WHAT IS NEEDED -
Would you repeat the listing below verbatim and drop the images?
[INFORMATION GIVEN Boundary: Start]
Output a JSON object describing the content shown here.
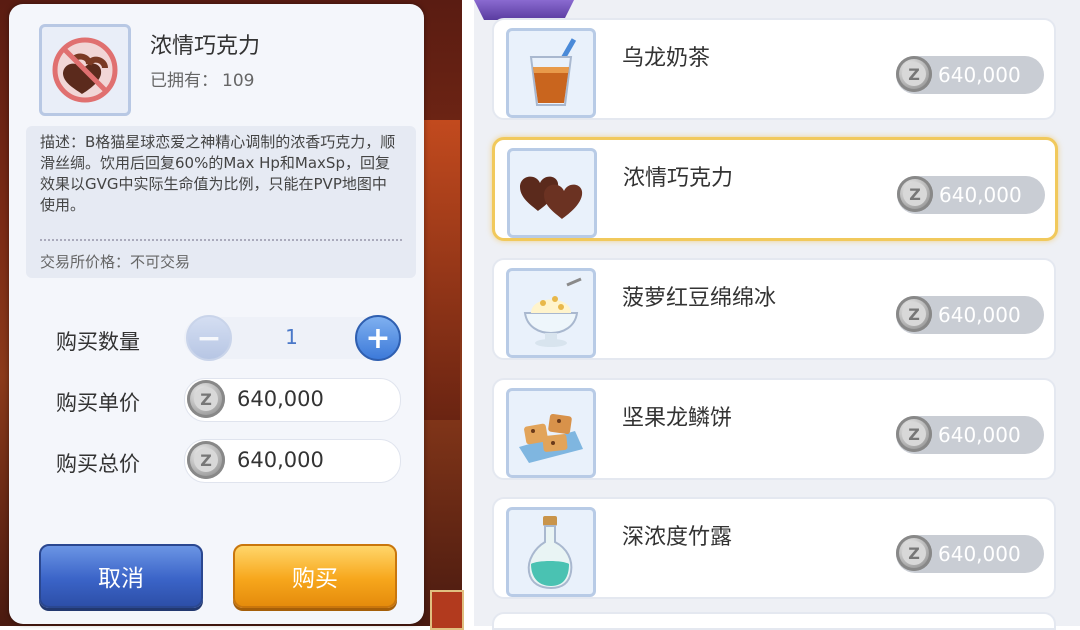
{
  "dialog": {
    "item_name": "浓情巧克力",
    "owned_label": "已拥有：",
    "owned_count": "109",
    "description": "描述：B格猫星球恋爱之神精心调制的浓香巧克力，顺滑丝绸。饮用后回复60%的Max Hp和MaxSp，回复效果以GVG中实际生命值为比例，只能在PVP地图中使用。",
    "trade_price": "交易所价格：不可交易",
    "quantity_label": "购买数量",
    "quantity_value": "1",
    "unit_price_label": "购买单价",
    "unit_price": "640,000",
    "total_price_label": "购买总价",
    "total_price": "640,000",
    "cancel_label": "取消",
    "buy_label": "购买"
  },
  "shop": {
    "items": [
      {
        "name": "乌龙奶茶",
        "price": "640,000",
        "icon": "milk-tea-icon"
      },
      {
        "name": "浓情巧克力",
        "price": "640,000",
        "icon": "chocolate-icon",
        "selected": true
      },
      {
        "name": "菠萝红豆绵绵冰",
        "price": "640,000",
        "icon": "shaved-ice-icon"
      },
      {
        "name": "坚果龙鳞饼",
        "price": "640,000",
        "icon": "cookie-icon"
      },
      {
        "name": "深浓度竹露",
        "price": "640,000",
        "icon": "potion-bottle-icon"
      }
    ]
  },
  "currency_icon": "zeny-coin-icon",
  "colors": {
    "cancel_button": "#3b64c8",
    "buy_button": "#f7a71c",
    "selected_border": "#f1c95c"
  }
}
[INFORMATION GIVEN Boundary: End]
REPLY -
Output a JSON object describing the content shown here.
{
  "dialog": {
    "item_name": "浓情巧克力",
    "owned_label": "已拥有：",
    "owned_count": "109",
    "description": "描述：B格猫星球恋爱之神精心调制的浓香巧克力，顺滑丝绸。饮用后回复60%的Max Hp和MaxSp，回复效果以GVG中实际生命值为比例，只能在PVP地图中使用。",
    "trade_price": "交易所价格：不可交易",
    "quantity_label": "购买数量",
    "quantity_value": "1",
    "unit_price_label": "购买单价",
    "unit_price": "640,000",
    "total_price_label": "购买总价",
    "total_price": "640,000",
    "cancel_label": "取消",
    "buy_label": "购买"
  },
  "shop": {
    "items": [
      {
        "name": "乌龙奶茶",
        "price": "640,000",
        "icon": "milk-tea-icon"
      },
      {
        "name": "浓情巧克力",
        "price": "640,000",
        "icon": "chocolate-icon",
        "selected": true
      },
      {
        "name": "菠萝红豆绵绵冰",
        "price": "640,000",
        "icon": "shaved-ice-icon"
      },
      {
        "name": "坚果龙鳞饼",
        "price": "640,000",
        "icon": "cookie-icon"
      },
      {
        "name": "深浓度竹露",
        "price": "640,000",
        "icon": "potion-bottle-icon"
      }
    ]
  },
  "currency_icon": "zeny-coin-icon",
  "colors": {
    "cancel_button": "#3b64c8",
    "buy_button": "#f7a71c",
    "selected_border": "#f1c95c"
  }
}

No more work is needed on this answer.